In the lead up to the 9/11 tenth anniversary, we were treated with a multitude of retrospectives. Many included a Department of Homeland Security (DHS) report card, pointing out things that DHS has gotten wrong, not implemented, or otherwise fouled up. Others—like this post— focus on the significant progress that has been made in critical areas, while acknowledging that more work needs to be done.
DHS is by no means perfect. However, its organizational promise – that concentrating large operational agencies under one roof would improve security – has been met at the border. Today’s screening simply could not have been done by the three or four departments that had border responsibilities before 2003.
The DHS border screening model – identifying bad guys around the world, finding out in advance who is traveling, and making sure that the bad guys cannot pretend to be someone else – also applies to aviation security. It has not been used much at airports, though. The Transportation Security Administration (TSA) does have a no-fly list to exclude the riskiest travelers and a selectee list to flag some travelers for additional scrutiny. Apart from those limited exceptions, TSA subjects every traveler to the same security procedures: magnetometers, x-rays, whole-body imaging and pat-downs. To put it another way, TSA treats all travelers like potential terrorists. That’s in part because it knows almost nothing about them beyond name, gender and date of birth. That data is enough to check the no-fly and selectee lists but not enough to identify any other risk factors and is far less information than Customs and Border Protection (CBP) officers have at the border.
But we’ve run out of ways to check all passengers for weapons, and everyone—including TSA—agrees that new approaches are needed. TSA’s forthcoming “trusted traveler” pilot program is a useful starting point and should be commended. Many travelers will gladly provide more information to TSA in exchange for faster, simpler screening at the airport. Where DHS may need an additional push, however, is with respect to the long-term alignment of aviation and border security approaches.
TSA and CBP should integrate their security screening – beyond the current ad hoc efforts – so that each component would know that a traveler is coming their way when the traveler makes a reservation, giving both time to plan for appropriate screening. TSA and CBP would have access to relevant data to differentiate travelers, sending some to quick primary screening and others to secondary screening that includes questioning, careful scrutiny of luggage, and a record of the encounter that makes future screening more effective.
Such an alignment would not be free of controversy or complication (for example, identification verification procedures at the airport would likely require further tightening), but the gains in efficiency and security would be great. It would also make travel to and within the United States smoother and more welcoming, with travelers getting “credit” at the border for checks performed and answers provided at the airport and vice versa.

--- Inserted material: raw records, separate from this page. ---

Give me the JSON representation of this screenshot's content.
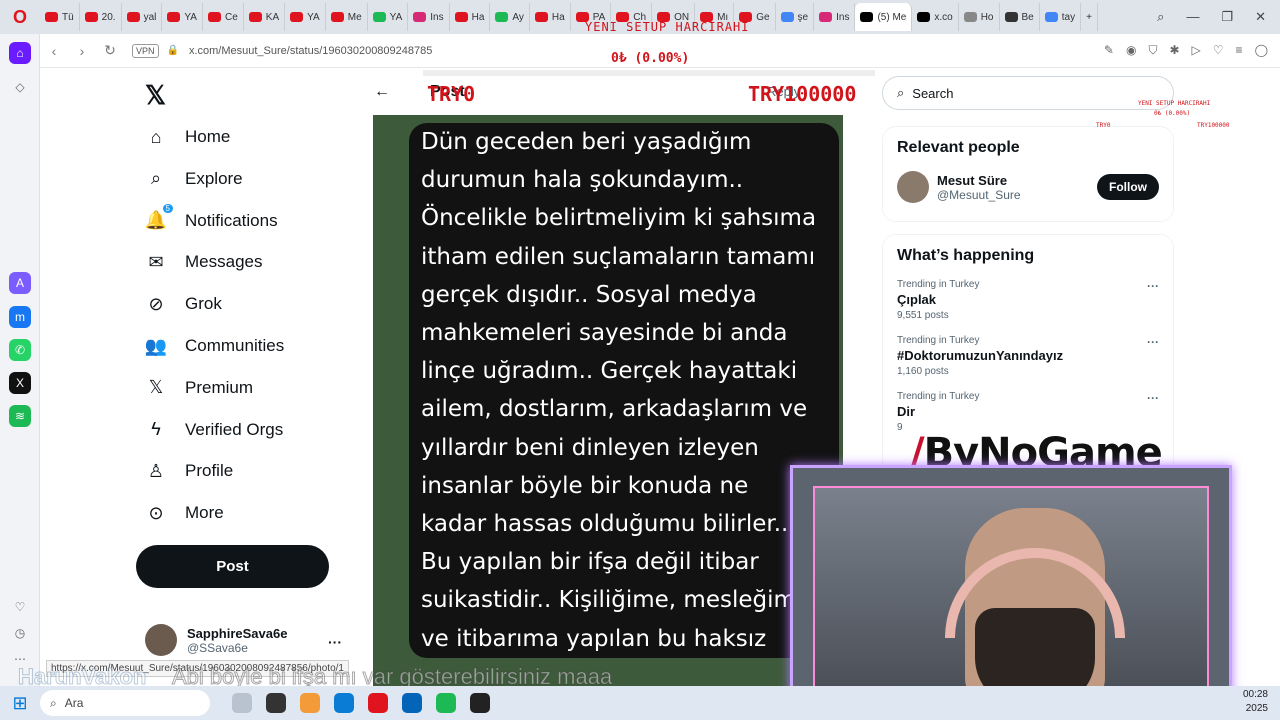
{
  "browser": {
    "tabs": [
      {
        "label": "Tü",
        "color": "#e0141e"
      },
      {
        "label": "20.",
        "color": "#e0141e"
      },
      {
        "label": "yal",
        "color": "#e0141e"
      },
      {
        "label": "YA",
        "color": "#e0141e"
      },
      {
        "label": "Ce",
        "color": "#e0141e"
      },
      {
        "label": "KA",
        "color": "#e0141e"
      },
      {
        "label": "YA",
        "color": "#e0141e"
      },
      {
        "label": "Me",
        "color": "#e0141e"
      },
      {
        "label": "YA",
        "color": "#1db954"
      },
      {
        "label": "Ins",
        "color": "#d62976"
      },
      {
        "label": "Ha",
        "color": "#e0141e"
      },
      {
        "label": "Ay",
        "color": "#1db954"
      },
      {
        "label": "Ha",
        "color": "#e0141e"
      },
      {
        "label": "PA",
        "color": "#e0141e"
      },
      {
        "label": "Ch",
        "color": "#e0141e"
      },
      {
        "label": "ON",
        "color": "#e0141e"
      },
      {
        "label": "Mı",
        "color": "#e0141e"
      },
      {
        "label": "Ge",
        "color": "#e0141e"
      },
      {
        "label": "şe",
        "color": "#4285f4"
      },
      {
        "label": "Ins",
        "color": "#d62976"
      },
      {
        "label": "(5) Me",
        "color": "#000000",
        "active": true
      },
      {
        "label": "x.co",
        "color": "#000000"
      },
      {
        "label": "Ho",
        "color": "#888888"
      },
      {
        "label": "Be",
        "color": "#333333"
      },
      {
        "label": "tay",
        "color": "#4285f4"
      }
    ],
    "new_tab": "+",
    "url": "x.com/Mesuut_Sure/status/196030200809248785",
    "vpn_label": "VPN"
  },
  "stream_overlay": {
    "title": "YENI SETUP HARCIRAHI",
    "percent": "0₺ (0.00%)",
    "progress": 0,
    "min_label": "TRY0",
    "max_label": "TRY100000",
    "mini_title": "YENI SETUP HARCIRAHI",
    "mini_percent": "0₺ (0.00%)",
    "mini_min": "TRY0",
    "mini_max": "TRY100000",
    "brand": "ByNoGame",
    "chat_name": "HarunVakon",
    "chat_msg": "Abi böyle bi ifşa mı var gösterebilirsiniz maaa"
  },
  "sidebar": {
    "items": [
      {
        "label": "Home",
        "icon": "home-icon"
      },
      {
        "label": "Explore",
        "icon": "search-icon"
      },
      {
        "label": "Notifications",
        "icon": "bell-icon",
        "badge": "5"
      },
      {
        "label": "Messages",
        "icon": "mail-icon"
      },
      {
        "label": "Grok",
        "icon": "grok-icon"
      },
      {
        "label": "Communities",
        "icon": "communities-icon"
      },
      {
        "label": "Premium",
        "icon": "x-icon"
      },
      {
        "label": "Verified Orgs",
        "icon": "bolt-icon"
      },
      {
        "label": "Profile",
        "icon": "person-icon"
      },
      {
        "label": "More",
        "icon": "more-icon"
      }
    ],
    "post_button": "Post",
    "account": {
      "name": "SapphireSava6e",
      "handle": "@SSava6e"
    }
  },
  "post": {
    "header": "Post",
    "reply_label": "Reply",
    "image_text": [
      "Dün geceden beri yaşadığım",
      "durumun hala şokundayım..",
      "Öncelikle belirtmeliyim ki şahsıma",
      "itham edilen suçlamaların tamamı",
      "gerçek dışıdır.. Sosyal medya",
      "mahkemeleri sayesinde bi anda",
      "linçe uğradım.. Gerçek hayattaki",
      "ailem, dostlarım, arkadaşlarım ve",
      "yıllardır beni dinleyen izleyen",
      "insanlar böyle bir konuda ne",
      "kadar hassas olduğumu bilirler..",
      "Bu yapılan bir ifşa değil itibar",
      "suikastidir.. Kişiliğime, mesleğime",
      "ve itibarıma yapılan bu haksız"
    ]
  },
  "right": {
    "search_placeholder": "Search",
    "relevant_title": "Relevant people",
    "person": {
      "name": "Mesut Süre",
      "handle": "@Mesuut_Sure",
      "follow": "Follow"
    },
    "happening_title": "What’s happening",
    "trends": [
      {
        "context": "Trending in Turkey",
        "name": "Çıplak",
        "count": "9,551 posts"
      },
      {
        "context": "Trending in Turkey",
        "name": "#DoktorumuzunYanındayız",
        "count": "1,160 posts"
      },
      {
        "context": "Trending in Turkey",
        "name": "Dir",
        "count": "9"
      }
    ]
  },
  "status_bar_url": "https://x.com/Mesuut_Sure/status/1960302008092487856/photo/1",
  "taskbar": {
    "search_placeholder": "Ara",
    "time": "00:28",
    "date": "2025"
  }
}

Since its creation, DHS has successfully brought a new and more effective risk-based screening process to the border. Going forward, DHS needs to bring that structure and philosophy to bear on the problem of aviation security as well.